            We were told our next hotel was very historic and older than The Palace in Las Vegas (New Mexico).  I really like staying in old places but maybe we pushed this one too far.

            The view was magnificent; the old wagon trail was visible.  We could follow that in the next trip maybe…or maybe not.

            The place may have been old, but the view was worth it.  I felt I could spend the afternoon on our balcony, cold adult beverage in hand, dreaming of times past and looking over the land below.  We were shown to our room but it didn’t have a balcony, or a window, or even a real door.

            It is time for me to step in and correct Bubba.  These are not pictures of our hotel.  They are pictures from the Pecos National Monument.  This is an old pueblo that has the remains of the adobe church and a few of the original buildings including this kiva.

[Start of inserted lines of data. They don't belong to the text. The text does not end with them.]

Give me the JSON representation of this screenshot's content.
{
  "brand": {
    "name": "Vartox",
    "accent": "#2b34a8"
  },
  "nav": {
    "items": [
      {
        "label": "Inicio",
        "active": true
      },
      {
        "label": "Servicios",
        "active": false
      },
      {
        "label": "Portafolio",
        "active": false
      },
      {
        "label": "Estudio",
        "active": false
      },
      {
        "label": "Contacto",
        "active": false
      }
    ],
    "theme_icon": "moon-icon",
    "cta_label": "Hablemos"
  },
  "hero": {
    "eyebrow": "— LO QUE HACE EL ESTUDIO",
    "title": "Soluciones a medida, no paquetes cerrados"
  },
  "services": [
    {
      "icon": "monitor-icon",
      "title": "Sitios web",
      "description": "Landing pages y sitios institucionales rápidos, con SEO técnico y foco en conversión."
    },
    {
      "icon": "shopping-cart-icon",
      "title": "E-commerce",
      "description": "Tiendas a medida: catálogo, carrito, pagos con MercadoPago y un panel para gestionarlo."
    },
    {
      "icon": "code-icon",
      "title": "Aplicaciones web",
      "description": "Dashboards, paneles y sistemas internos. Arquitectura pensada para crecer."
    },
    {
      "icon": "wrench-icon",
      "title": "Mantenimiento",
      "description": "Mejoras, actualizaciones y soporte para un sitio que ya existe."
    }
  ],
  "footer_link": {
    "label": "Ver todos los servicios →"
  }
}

            We rolled into old Santa Fe and stopped off to see the Saint Francis de Assisi Cathedral.  This building was built around 1870 replacing an older adobe structure that was built around 1714 that replaced another church built around 1626. 

            In front and a little to one side is a maze that is patterned off the one in Chartres Cathedral in France.

            I don’t know why we have to travel anyplace else.  We are at a Spanish Cathedral named after an Italian Saint that has a French maze.  A European tour right here in the Southwest United States.

            We all know Franciscan monks like a simple life of poverty and selflessness.  They devote their lives to helping others and rejecting personal pleasures.

     They are not known as party people, except maybe for brother happy feet.

            From Santa Fe we headed to Albuquerque.  We stopped off for a hamburger at this joint.  They had great credit terms; you could pay Tuesday for a hamburger today.

            I’ll bet all you UK people thought Wimpy’s was started in your country.

            While in Albuquerque, we came across this building.  It was designed and the parts were built before it was assembled.  When they got to the location they found they made the building too long so they had to squeeze it together a little.  Some of the floors got bent up just a little bit.

            When I got out of bed the next morning, I was drowsy.  My vision was a tiny bit blurred but I thought I could see a lot of confetti in the air outside. 

            I drank a cup or ten of coffee and looked again.  It wasn’t confetti.  Of course it wasn’t.  It was plain for all to see, the sky was filled with colorful light bulbs.

And off to my left you can even see a giant flying jug.  I closed my eyes and looked again and, sure enough, the view did change.

I’m starting to not like what happens when you stay in a big city.  It must be time to hit the road again.